The last decade has been revolutionary for the mobile phone.

Not only has ownership rocketed, the cellular phone been transformed from a gadget for simply making and taking calls or texting into an astonishingly powerful hub for multimedia entertainment, internet surfing, social networking, GPS location-finding, camera snapping – plus lots more that there's an app for…

So what were the handsets that rocked us during the last decade and defined the noughties?

1. Nokia 7110 (1999/2000)

While we partied like it was 1999 and the clocks chimed in the Noughties, hip phone-slingers were slipping the spring-loaded slider and calling on the smartest handset in town – the WAP-packing Nokia 7110.

The first phone to deliver up the mobile internet, we surfed to see where to go next as the New Year kicked in…and waited….and waited…The internet in your pocket (well, sort of in a rubbishy, snail-slow way) had arrived.

Nokia 7110

2. Nokia 3310 (2000)

Many people's first mobile phone, like its 3210 predecessor the Nokia 3310 was one of the early mobile-boom smash hits.

Not only was it cheap and cheerful, it offered a smidgeon of style, with swappable customisable covers, an internal antenna, T9 predictive text messaging, downloadable ringtones and voice dialling. And there was Snake II, too. It was a doddle to operate, helping to cement loyalty to Nokia in many a phone buyer.

Nokia 3310

3. Vertu (from 2002)

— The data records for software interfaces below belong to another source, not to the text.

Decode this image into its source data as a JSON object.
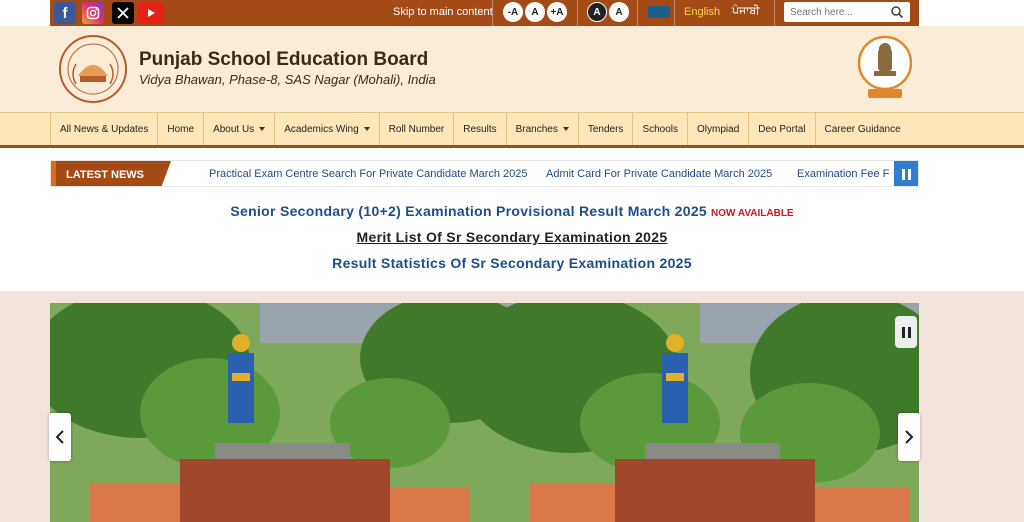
{
  "topbar": {
    "social": [
      "facebook-icon",
      "instagram-icon",
      "x-icon",
      "youtube-icon"
    ],
    "skip_link": "Skip to main content",
    "font_controls": [
      "-A",
      "A",
      "+A"
    ],
    "contrast_controls": [
      "A",
      "A"
    ],
    "lang_english": "English",
    "lang_punjabi": "ਪੰਜਾਬੀ",
    "search_placeholder": "Search here...",
    "colors": {
      "bar": "#a34a16",
      "lang_active": "#ffd84a"
    }
  },
  "header": {
    "title": "Punjab School Education Board",
    "subtitle": "Vidya Bhawan, Phase-8, SAS Nagar (Mohali), India"
  },
  "nav": {
    "items": [
      {
        "label": "All News & Updates",
        "dropdown": false
      },
      {
        "label": "Home",
        "dropdown": false
      },
      {
        "label": "About Us",
        "dropdown": true
      },
      {
        "label": "Academics Wing",
        "dropdown": true
      },
      {
        "label": "Roll Number",
        "dropdown": false
      },
      {
        "label": "Results",
        "dropdown": false
      },
      {
        "label": "Branches",
        "dropdown": true
      },
      {
        "label": "Tenders",
        "dropdown": false
      },
      {
        "label": "Schools",
        "dropdown": false
      },
      {
        "label": "Olympiad",
        "dropdown": false
      },
      {
        "label": "Deo Portal",
        "dropdown": false
      },
      {
        "label": "Career Guidance",
        "dropdown": false
      }
    ]
  },
  "ticker": {
    "label": "LATEST NEWS",
    "items": [
      "Practical Exam Centre Search For Private Candidate March 2025",
      "Admit Card For Private Candidate March 2025",
      "Examination Fee F"
    ]
  },
  "headlines": {
    "h1": "Senior Secondary (10+2) Examination Provisional Result March 2025",
    "h1_badge": "NOW AVAILABLE",
    "h2": "Merit List Of Sr Secondary Examination 2025",
    "h3": "Result Statistics Of Sr Secondary Examination 2025"
  },
  "banner": {
    "prev": "‹",
    "next": "›"
  }
}
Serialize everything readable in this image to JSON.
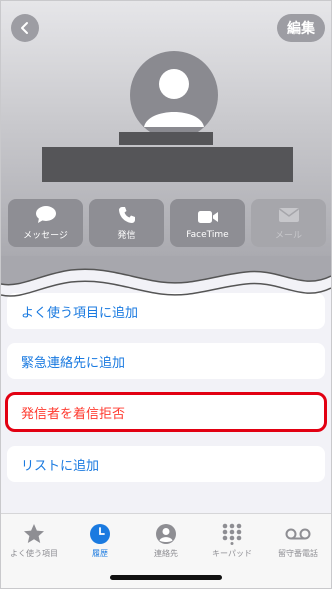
{
  "header": {
    "edit_label": "編集"
  },
  "actions": [
    {
      "label": "メッセージ",
      "icon": "message-icon",
      "enabled": true
    },
    {
      "label": "発信",
      "icon": "phone-icon",
      "enabled": true
    },
    {
      "label": "FaceTime",
      "icon": "video-icon",
      "enabled": true
    },
    {
      "label": "メール",
      "icon": "mail-icon",
      "enabled": false
    }
  ],
  "list": [
    {
      "label": "よく使う項目に追加"
    },
    {
      "label": "緊急連絡先に追加"
    },
    {
      "label": "発信者を着信拒否"
    },
    {
      "label": "リストに追加"
    }
  ],
  "tabs": [
    {
      "label": "よく使う項目",
      "icon": "star-icon",
      "active": false
    },
    {
      "label": "履歴",
      "icon": "clock-icon",
      "active": true
    },
    {
      "label": "連絡先",
      "icon": "contacts-icon",
      "active": false
    },
    {
      "label": "キーパッド",
      "icon": "keypad-icon",
      "active": false
    },
    {
      "label": "留守番電話",
      "icon": "voicemail-icon",
      "active": false
    }
  ],
  "colors": {
    "accent": "#1a7ae0",
    "destructive": "#ff3b30",
    "highlight_outline": "#e20012"
  }
}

The mobile phone as money-no-object noughties boom-time status symbol. Ultra-premium brand Vertu was established by Nokia to offer opulent crafted handsets in luxury materials to those with huge quantities of cash to splash.

No 'free with contract' deals with Vertu – handsets start at several thousand pounds each and go up to six figures. It's not that the phone features were that outstanding – although the personal concierge service was none too shabby… Despite the credit crunch, Vertu is still going strong.


4. Sony Ericsson W800i Walkman (2005)

While not the first phone to have an MP3 player onboard, Sony Ericsson shifted music playing on mobiles to prime-time by reworking the iconic Walkman brand into a music-centric handset package.

Equipped with a decent quality tune player, earphones and memory card, the W800i Walkman concept helped establish mobile phones as an everyday music player alternative.


5. Nokia 7650 (2002)

Remember when phones didn't have cameras built in? The Nokia 7650 was the decade's snap'n'send ground-breaker, with a VGA shooter tooled into the back of Nokia's debut Symbian Series 60 smartphone.

Nokia's high-end trend-setter may not have been a best-seller, but its instant-snapping legacy has redefined how we now use our phones (and embarrass our mates…).